[Entries from a dataset of interfaces]
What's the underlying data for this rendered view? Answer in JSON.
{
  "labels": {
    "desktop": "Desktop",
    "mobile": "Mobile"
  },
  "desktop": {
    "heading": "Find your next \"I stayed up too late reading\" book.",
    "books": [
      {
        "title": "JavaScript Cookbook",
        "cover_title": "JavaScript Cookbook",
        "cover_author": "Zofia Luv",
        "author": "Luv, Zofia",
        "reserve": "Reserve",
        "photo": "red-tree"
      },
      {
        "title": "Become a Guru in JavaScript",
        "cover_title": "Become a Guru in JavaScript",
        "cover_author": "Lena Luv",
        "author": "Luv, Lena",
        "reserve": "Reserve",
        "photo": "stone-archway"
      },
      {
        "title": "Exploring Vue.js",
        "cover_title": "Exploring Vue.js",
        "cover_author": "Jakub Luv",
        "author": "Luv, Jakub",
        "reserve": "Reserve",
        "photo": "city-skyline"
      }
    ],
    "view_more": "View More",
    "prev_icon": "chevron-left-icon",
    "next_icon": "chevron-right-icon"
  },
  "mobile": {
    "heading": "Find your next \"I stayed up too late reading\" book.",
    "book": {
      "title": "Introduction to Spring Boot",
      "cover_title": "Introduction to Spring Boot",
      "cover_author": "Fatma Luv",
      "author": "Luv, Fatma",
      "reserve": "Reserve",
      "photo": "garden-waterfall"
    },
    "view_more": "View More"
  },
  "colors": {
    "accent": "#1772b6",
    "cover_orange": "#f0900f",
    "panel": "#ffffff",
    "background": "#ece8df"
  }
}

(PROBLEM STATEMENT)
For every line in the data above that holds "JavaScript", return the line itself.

(SOLVED PROBLEM)
        "title": "JavaScript Cookbook",
        "cover_title": "JavaScript Cookbook",
        "title": "Become a Guru in JavaScript",
        "cover_title": "Become a Guru in JavaScript",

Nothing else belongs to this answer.